Alexander Tyler’s prediction has become reality. According to author Durham W. Ellis, Greek historian Alexander Tyler wrote: “A democracy cannot exist as a permanent form of government. It can only exist until the voters discover that they can vote themselves money from the public treasury. From that moment on, the majority always votes for the candidates promising the most money from the public treasury, with the result that a democracy always collapses over loose fiscal policy ….” (emphasis added throughout)
The democratic process becomes one big race to vote for the politicians promising the biggest handouts. Consequently, government finances continue to erode under the pressure of fulfilling the hundreds of campaign promises necessary only to buy votes. A similar process occurs when spending bills are sent to the House and Senate. To secure the votes needed to pass legislation, each congressman and senator gets his own special spending project included in the bill, to curry his vote.
Do you know that not one administration since 1960 has balanced its budget (President Clinton included)?
The continually elevating federal debt ceiling, which has become a farce, is breached year after year. Last year it was such a fiasco that Standard & Poor’s downgraded America’s credit rating from its vaunted triple-A status. It was a first in the history of the United States.
Greece, here we come.
According to official government statistics, America’s total unfunded liabilities (primarily the amount we have promised voters in Social Security, Medicaid and Medicare) is now over $61 trillion. But the actuaries at the cato Institute, using real-world accounting practices that the government demands businesses use, say the shortfall is actually closer to $119.5 trillion!
Meanwhile, America’s total gdp (the value of all the goods and services produced in the entire country for the year) is only a little over $15 trillion.
Anybody see a problem here?
USA Today reports that if the government were to actually try to balance its budget, the typical American household would have had to pay nearly all of its income in taxes! That is just to balance the budget, never mind paying down the debt.
“America is already bankrupt. We may not believe it. We may not yet feel its full effects. But we are effectively bankrupt,” says U.S. Sen. Tom Coburn in his new book The Debt Bomb. “No amount of obtainable growth or tax revenue will be enough. There simply is no possible way we can finance our long-term liabilities ….”
According to Coburn, in less than a decade, under current budget projections, every single tax dollar collected will have to go just to pay Medicare, Social Security and interest on the national debt!
“We’ll simply have nothing left to fund every other function of government,” he says.
Coburn is clearly an optimist.
Even if starting tomorrow America said it would spend no additional money beyond current outlays for Social Security, Medicare, Medicaid and so on—the nation is still on an inescapable trajectory toward bankruptcy.

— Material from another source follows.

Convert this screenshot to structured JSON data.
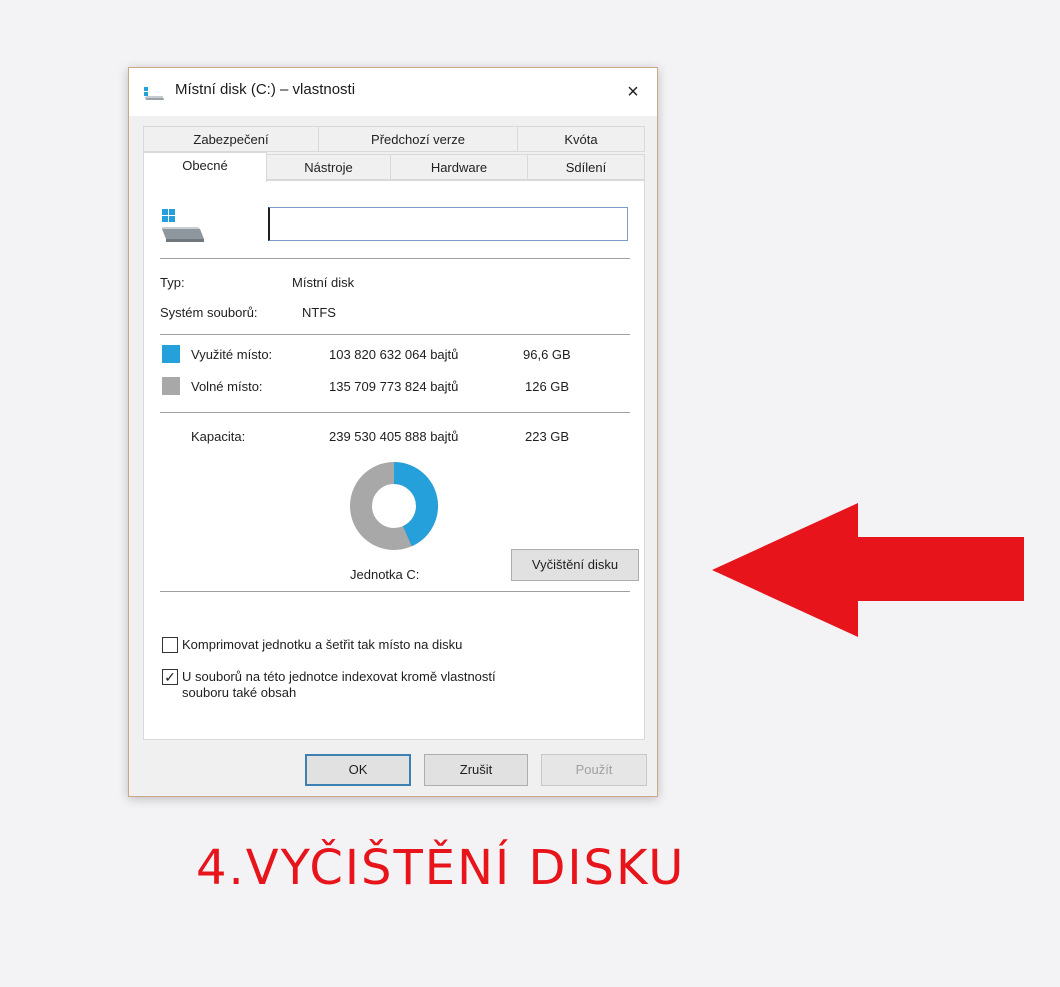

America’s national debt, not including retirement liabilities, has already passed our gdp. As economists Carmen Reinhart and Kenneth Rogoff show in their book This Time Is Different: Eight Centuries of Financial Folly, once a nation’s debt reaches 90 percent of gdp, the risk of total economic collapse skyrockets. That’s what happened in Greece. It is happening in Spain now.

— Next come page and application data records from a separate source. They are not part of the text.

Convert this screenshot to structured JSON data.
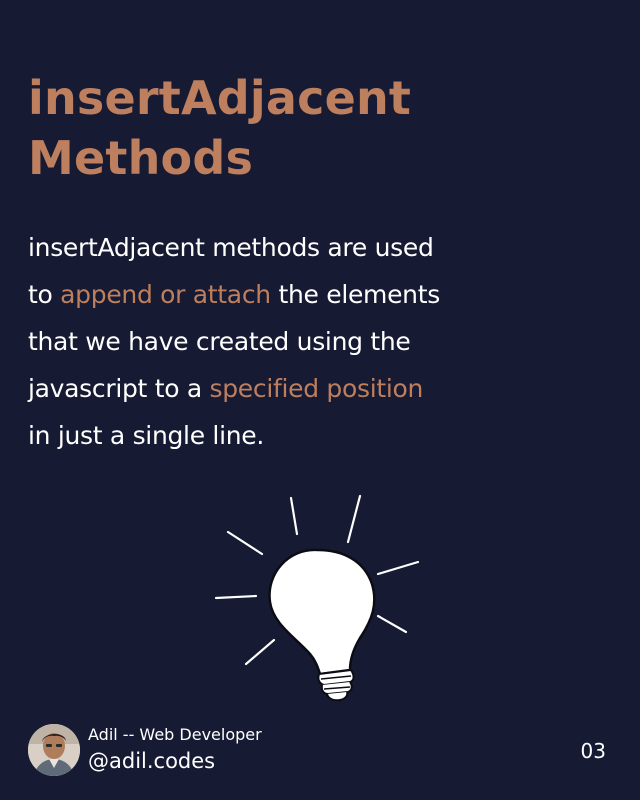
{
  "title": {
    "line1": "insertAdjacent",
    "line2": "Methods"
  },
  "body": {
    "line1": "insertAdjacent methods are used",
    "line2_pre": "to ",
    "line2_hl": "append or attach",
    "line2_post": " the elements",
    "line3": "that we have created using the",
    "line4_pre": "javascript to a ",
    "line4_hl": "specified position",
    "line5": "in just a single line."
  },
  "footer": {
    "role": "Adil -- Web Developer",
    "handle": "@adil.codes",
    "page_number": "03"
  },
  "icons": {
    "illustration": "lightbulb-icon",
    "avatar": "avatar"
  },
  "colors": {
    "background": "#171a33",
    "accent": "#bd7f5d",
    "text": "#ffffff"
  }
}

And if nothing is done, it will happen in America soon too.
America’s debt to gdp ratio is now around 103 percent. The big expenses haven’t even begun to hit yet—and already the government is forced to borrow one out of every three dollars it spends. And of those borrowed dollars, last year about 40 percent were printed up out of thin air by the Federal Reserve because America couldn’t find any borrowers to lend it money at current rates.
America faces a mathematically certain nightmare. Just like in Greece, our economy is growing too slowly and tax revenues do not get close to covering all our spending “needs.” Programs will be cut. Austerity will come to America. The government will print money. But as sure as 1 plus 1 equals 2, economic collapse is coming to America. The only question is how soon.